News release from Secretary of State’s office:
It was the constitutional amendment that tried – often unsuccessfully – to put Americans on the path to sobriety and in the process created a booming market for Tennessee’s providers of illegal moonshine whiskey.
The 18th Amendment to the U.S. Constitution, which launched the Prohibition era in 1920, was called the country’s “noble experiment.” That experiment ended 13 years later with the ratification of the 21st Amendment – the only amendment to repeal another amendment – which halted Prohibition and brought imbibing back out of the shadows.
Now a new exhibit in the lobby of the Tennessee State Library and Archives building chronicles the history surrounding the passage of both amendments.
This exhibit, entitled “The Saloon and Anarchy: Prohibition in Tennessee,” surveys the brewing and distilling industries in Tennessee prior to Prohibition, chronicles the rise of the Temperance Movement in the state and the impact it had on the passage of the 18th Amendment, examines the effect that the 18th Amendment had on moonshining in the state, and recounts the passage of the 21st Amendment.
Drawing on the wealth of material in the Tennessee State Library and Archives’ rich collections, this exhibit features items such as: 19th and 20th Century temperance literature (such as the 1902 temperance tract: The Saloon and Anarchy, the Two Worst Things in the World, Versus the United States of America), temperance songs from the Kenneth D. Rose Sheet Music Collection, the 1908 trademark registration by Lem Motlow (Jack Daniel’s nephew and business partner) for the phrase “Old No. 7,” and various pieces of Prohibition-related legislation from the records of the Tennessee General Assembly.

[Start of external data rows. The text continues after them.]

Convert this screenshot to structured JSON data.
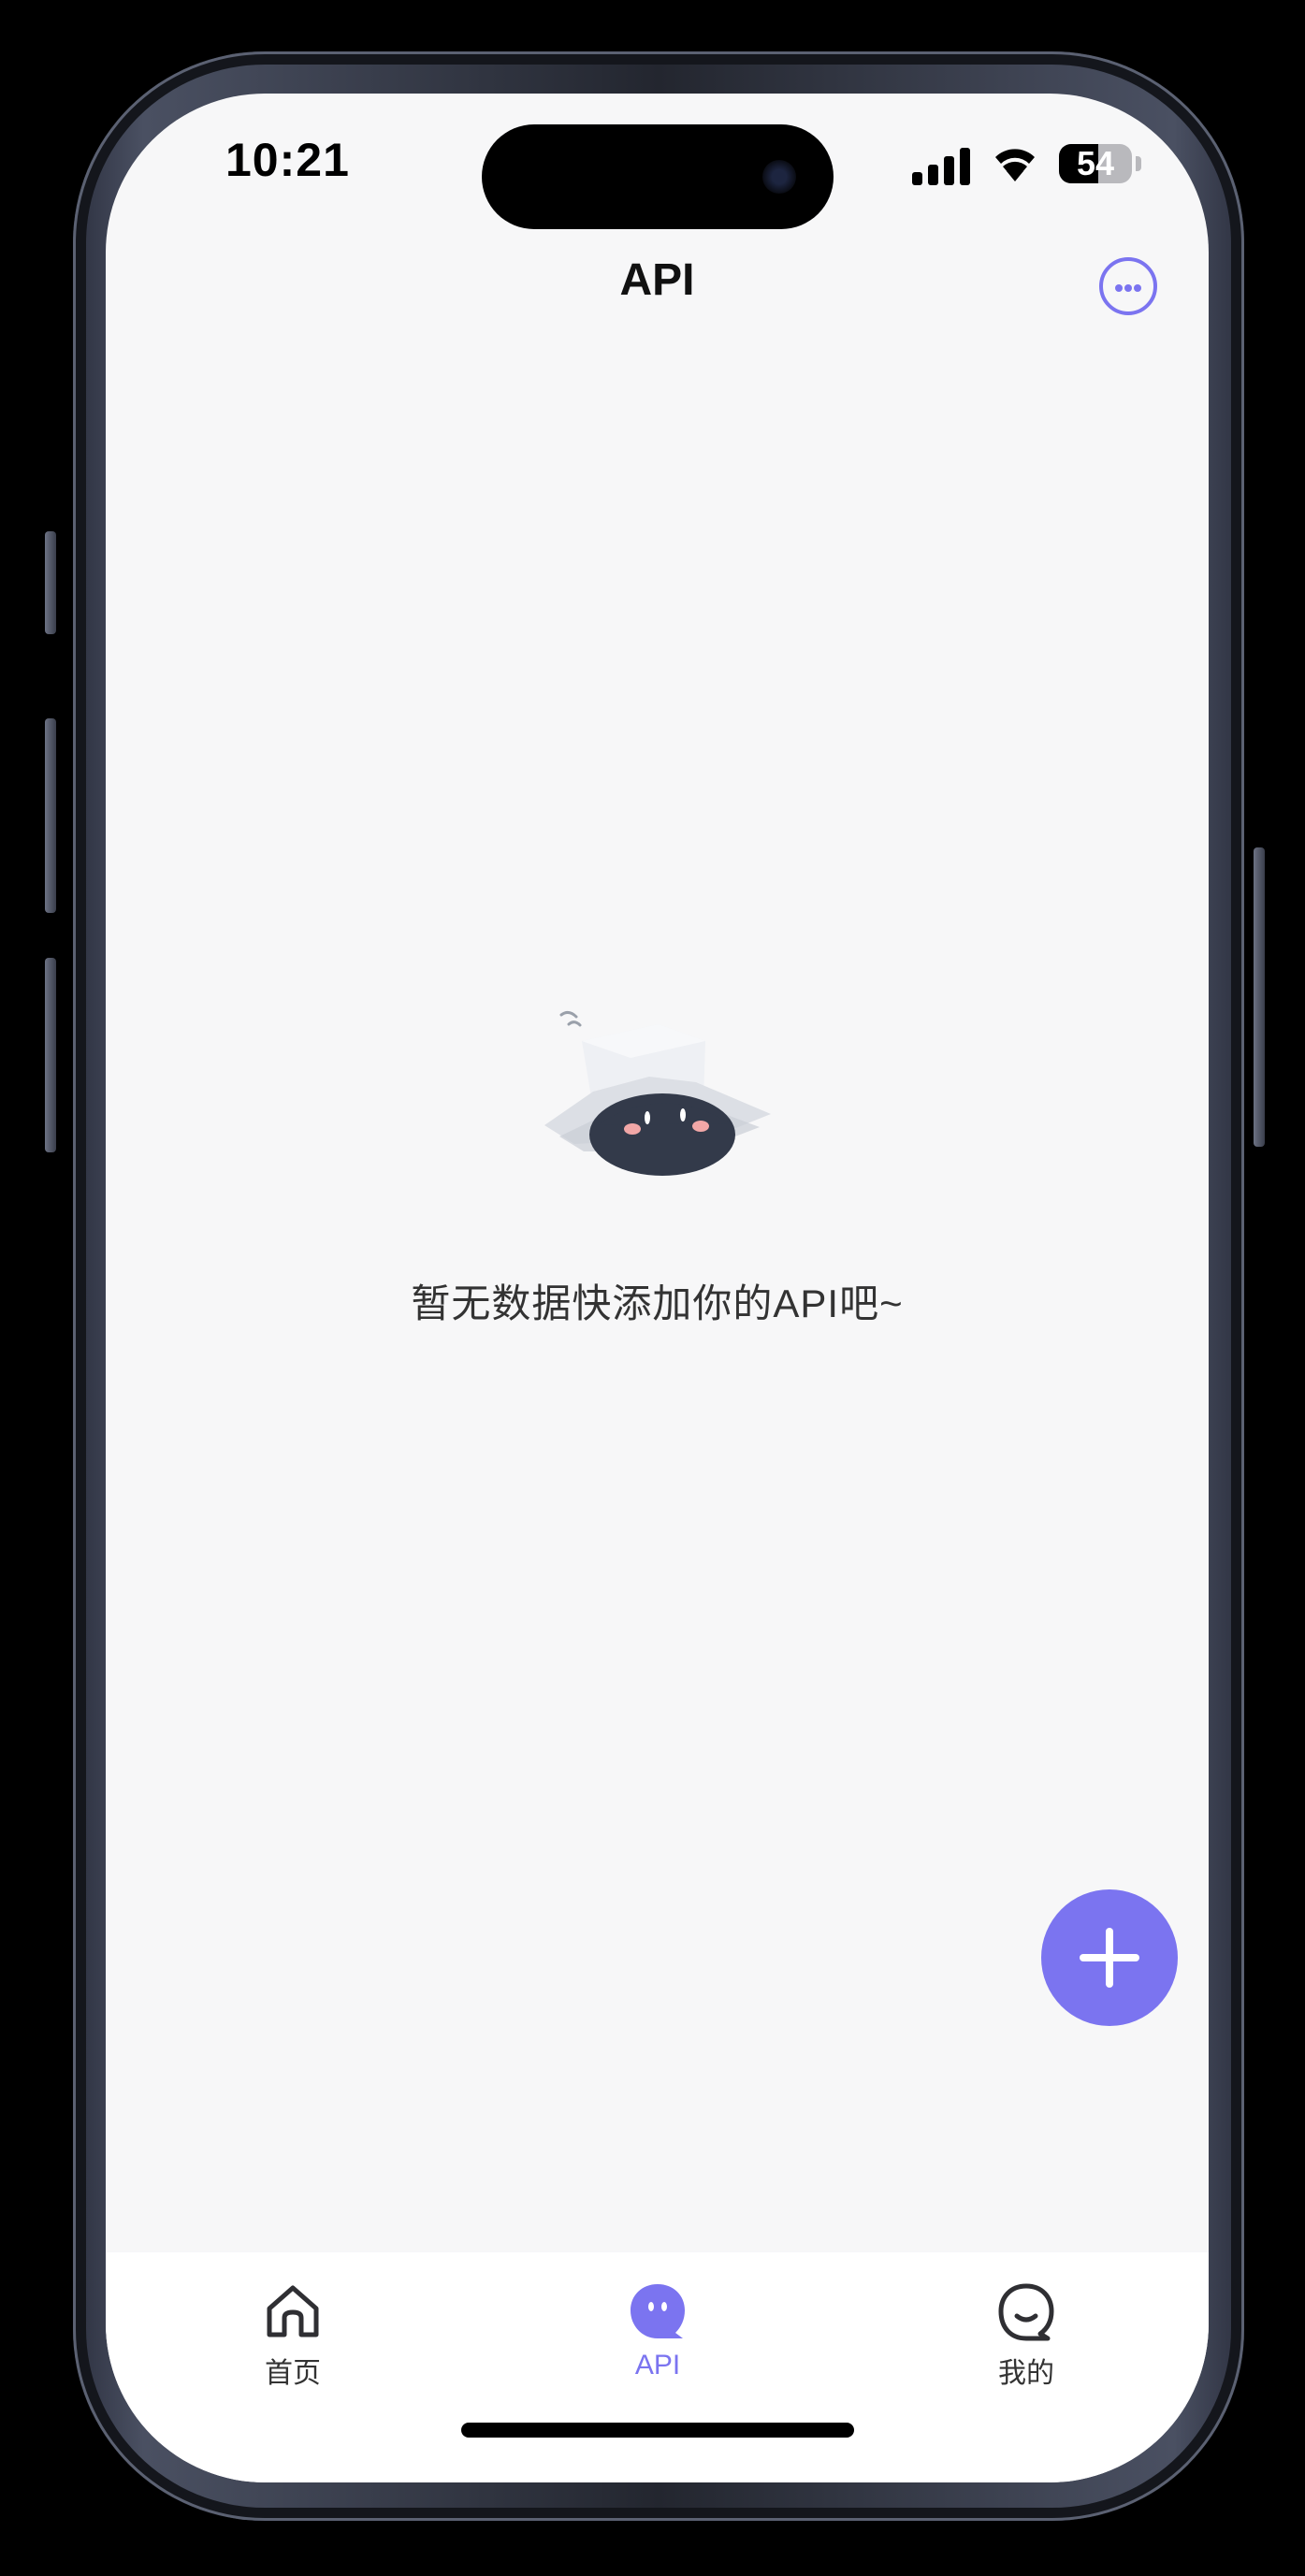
{
  "status_bar": {
    "time": "10:21",
    "battery_level": 54,
    "battery_label": "54",
    "signal_icon": "cellular-signal-icon",
    "wifi_icon": "wifi-icon"
  },
  "header": {
    "title": "API",
    "more_icon": "more-horizontal-icon"
  },
  "empty_state": {
    "illustration": "empty-box-creature-illustration",
    "message": "暂无数据快添加你的API吧~"
  },
  "fab": {
    "icon": "plus-icon"
  },
  "tab_bar": {
    "active": "api",
    "tabs": [
      {
        "id": "home",
        "label": "首页",
        "icon": "house-icon"
      },
      {
        "id": "api",
        "label": "API",
        "icon": "chat-bubble-icon"
      },
      {
        "id": "mine",
        "label": "我的",
        "icon": "smiley-face-icon"
      }
    ]
  },
  "colors": {
    "accent": "#7b74f0",
    "background": "#f7f7f8",
    "tab_bar": "#ffffff",
    "text": "#333333"
  }
}
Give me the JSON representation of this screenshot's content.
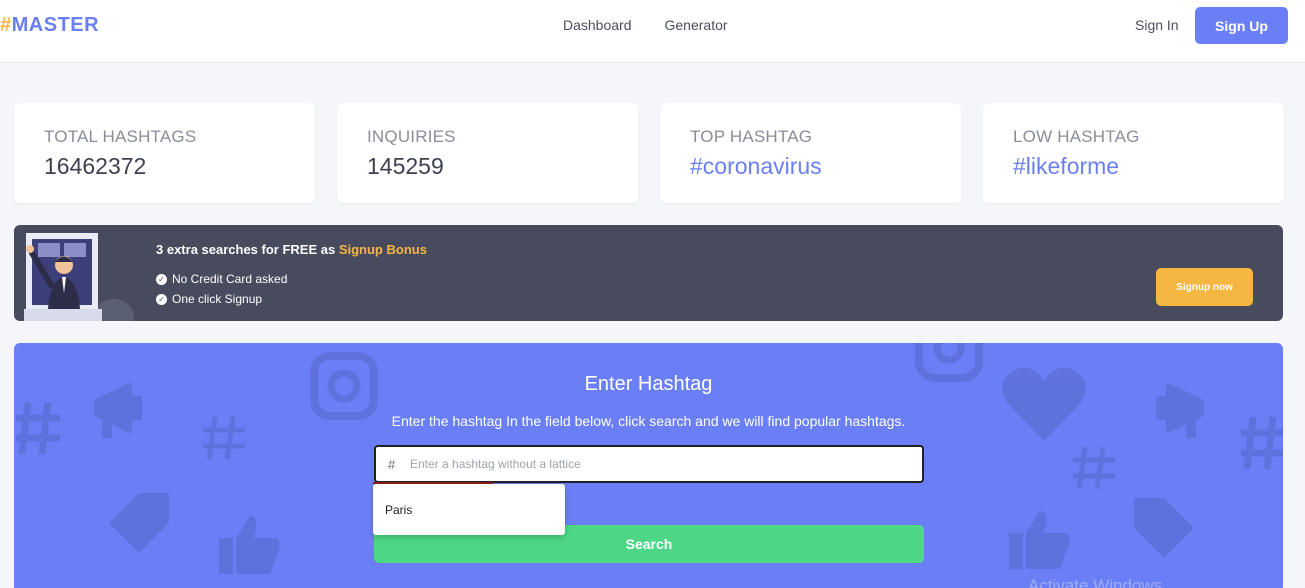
{
  "header": {
    "logo_hash": "#",
    "logo_text": "MASTER",
    "nav": [
      "Dashboard",
      "Generator"
    ],
    "sign_in": "Sign In",
    "sign_up": "Sign Up"
  },
  "stats": [
    {
      "label": "TOTAL HASHTAGS",
      "value": "16462372"
    },
    {
      "label": "INQUIRIES",
      "value": "145259"
    },
    {
      "label": "TOP HASHTAG",
      "value": "#coronavirus"
    },
    {
      "label": "LOW HASHTAG",
      "value": "#likeforme"
    }
  ],
  "banner": {
    "title_main": "3 extra searches for FREE as ",
    "title_accent": "Signup Bonus",
    "items": [
      "No Credit Card asked",
      "One click Signup"
    ],
    "button": "Signup now"
  },
  "search": {
    "title": "Enter Hashtag",
    "subtitle": "Enter the hashtag In the field below, click search and we will find popular hashtags.",
    "hash_prefix": "#",
    "placeholder": "Enter a hashtag without a lattice",
    "button": "Search",
    "suggestions": [
      "Paris"
    ]
  },
  "watermark": "Activate Windows",
  "colors": {
    "brand": "#6a7ff5",
    "accent": "#f5b642",
    "banner_bg": "#474b5d",
    "search_button": "#4cd685"
  }
}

“The Prohibition era was a very interesting time in our state’s history,” Secretary of State Tre Hargett said. “This exhibit gives Tennesseans the opportunity to learn more about that era and the thinking and attitudes that led first to the passage of the 18th Amendment – and then later to its repeal. I encourage those who are in the Nashville area to visit the exhibit at the State Library and Archives. For those who are unable to make the trip to Nashville, please check out the online version of the exhibit on our web site.”
The exhibit is free and open to the public during regular library hours. The Tennessee State Library and Archives is open from 8 a.m. until 4:30 p.m., Tuesdays through Saturdays.
The library is located at 403 7th Avenue North in downtown Nashville, just west of the State Capitol building. A limited amount of public parking is available around the library building.
The exhibit will remain available for viewing until the end of September.
The online version of the exhibit is available at http://www.tn.gov/tsla/exhibits/prohibition/index.htm.